Digital Core REIT (SGX: DCRU) has undergone a pretty rough patch in the past few months.
Since hitting the peak back in March at a price of $1.16, the share price has gone one way down languishing below the IPO price at $0.77.
This means everyone who’s bought into this REIT are staring at a loss, including those who bought them during the IPO (myself included).
Is this the right time to accumulate or is it time to sell and run away from this REIT?
Let’s first take a step back and remind ourselves what we as investors have got into with this REIT.
This is a REIT that is:
- SG listed REIT vehicle under the US-Listed Global Data Centre Digital Realty
- 10 Portfolio of diversified data centres
- Freehold properties
- Triple-net lease with 1-3% rental escalation
- Weighted average lease expiry of 5.5 years (based on annualized rent as of 31 Mar 2022)
- Low gearing of 26%
- Weighted average debt maturity of 4.7 years
- Average Cost of Debt of 2.1%
- Dividend Yield of 5-6%
- Strong Sponsor with plenty of development pipeline
- Strong Cornerstone investors
This is a REIT that ticks many of the boxes an investor would like to see in his or her investment portfolio.
Even the most recent first quarter results show resilient earnings as both topline NPI and Distributional income attributed to shareholders did better than what was projected during IPO.
So what has gone wrong from here?
Why is the share down as much as 33% since hitting the peak just back a couple of months ago?
Let’s take a look at some of the possible reasons and possibilities.
The first is the announcement that Digital Core REIT’s fifth largest customer – a privately held IT service provider occupying 2.7 MW of the capacity in Toronto – filed for bankruptcy protection back in April.
Although it was not explicitly stated in the announcement which particular customer is this, it is assumed to be one of IT service provider by the name of SunGard AS which takes a meaningful portion of the overall rent for DigiCore REIT.
Even though the customer has filed for bankruptcy protection, the customer remained current on its rental obligations through the month of April. In keeping with with Digital Realty’s continued commitment to the REIT, it has reached an agreement in principle to guarantee the rental income stream in the event of a near term cash flow shortfall.
The second reason we might think of might be the general sentiments of interest rate rising.
While the REIT might be lowly geared at only 26%, the debt profile is based on 50% fixed and the other 50% on floating rate.
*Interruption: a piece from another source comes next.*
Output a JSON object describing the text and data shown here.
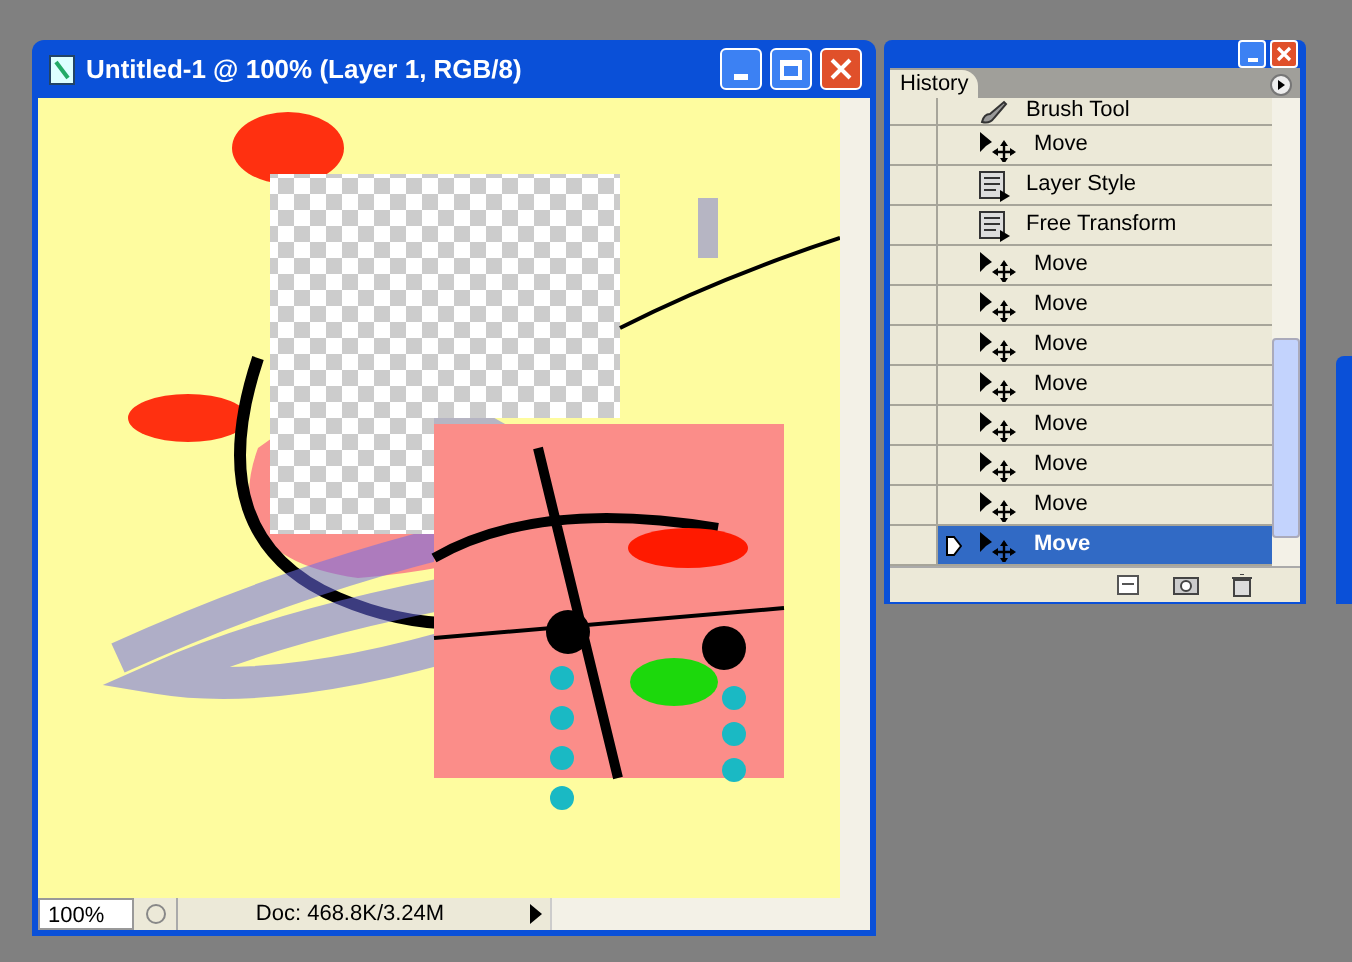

Given that the entire debt is in USD and interest rate is increasing, the cost of debt might increase from here onwards, although we would argue that this is likely the case for most of the REIT with gearing not on fixed rate.
The third reason we might think of could have something to do with its sponsor.
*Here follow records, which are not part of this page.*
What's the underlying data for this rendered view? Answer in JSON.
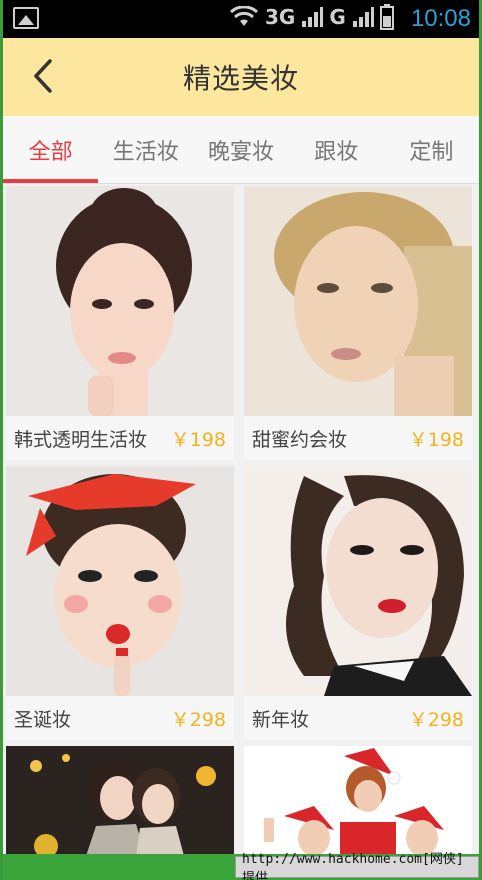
{
  "status_bar": {
    "network_1": "3G",
    "network_2": "G",
    "time": "10:08"
  },
  "header": {
    "title": "精选美妆"
  },
  "tabs": [
    {
      "label": "全部",
      "active": true
    },
    {
      "label": "生活妆",
      "active": false
    },
    {
      "label": "晚宴妆",
      "active": false
    },
    {
      "label": "跟妆",
      "active": false
    },
    {
      "label": "定制",
      "active": false
    }
  ],
  "cards": [
    {
      "name": "韩式透明生活妆",
      "price": "￥198"
    },
    {
      "name": "甜蜜约会妆",
      "price": "￥198"
    },
    {
      "name": "圣诞妆",
      "price": "￥298"
    },
    {
      "name": "新年妆",
      "price": "￥298"
    }
  ],
  "watermark": "http://www.hackhome.com[网侠]提供",
  "colors": {
    "header_bg": "#fde69d",
    "accent": "#e43d45",
    "price": "#f2b31e"
  }
}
As we all know, DigiCore REIT was listed as a perpetual long term vehicle for Digital Realty to divest and recycle its assets.
While having a pipeline serves as a good long term platform for the REIT to organically grow over time, there might be misalignment in interests over time especially if the assets are in longer term decline. We have seen this in the past with some of the other REIT with sponsors that divest to them poor lousy assets.
With the likes of blue chip companies like Microsoft, Google, Facebook planning to build their own data centres rather than moving in to existing, the type of profile for these data centres might shift to lower quality.
It depends on how you want to look at this play.
If you have bought this during IPO at $0.88, you would be looking at a potential yield returns of 4.75% for FY22 and 5.26% for FY23 at a 100% payout – although by now you are staring at an unrealized loss of around 13%.
If you are buying this at $0.77, your yield return increases to 5.4% for FY22 and 6% for FY23. You can look at this at a potential 16.5 – 18.5 years to breakeven just based on dividend alone.
If you have bought this at the peak, then your breakeven runway is much longer. Your cost of yield is also lower.
The stock has been in a strong downward movement since hitting the peak in March, and this might also have to do with the expiry of the lock-up period where institutional investors are free to divest their units into the market.
If you think 5.4%-6% is a decent enough return for you long term, then you might want to consider accumulating this.
Some of the issues may be permanent but some may be just temporary in nature.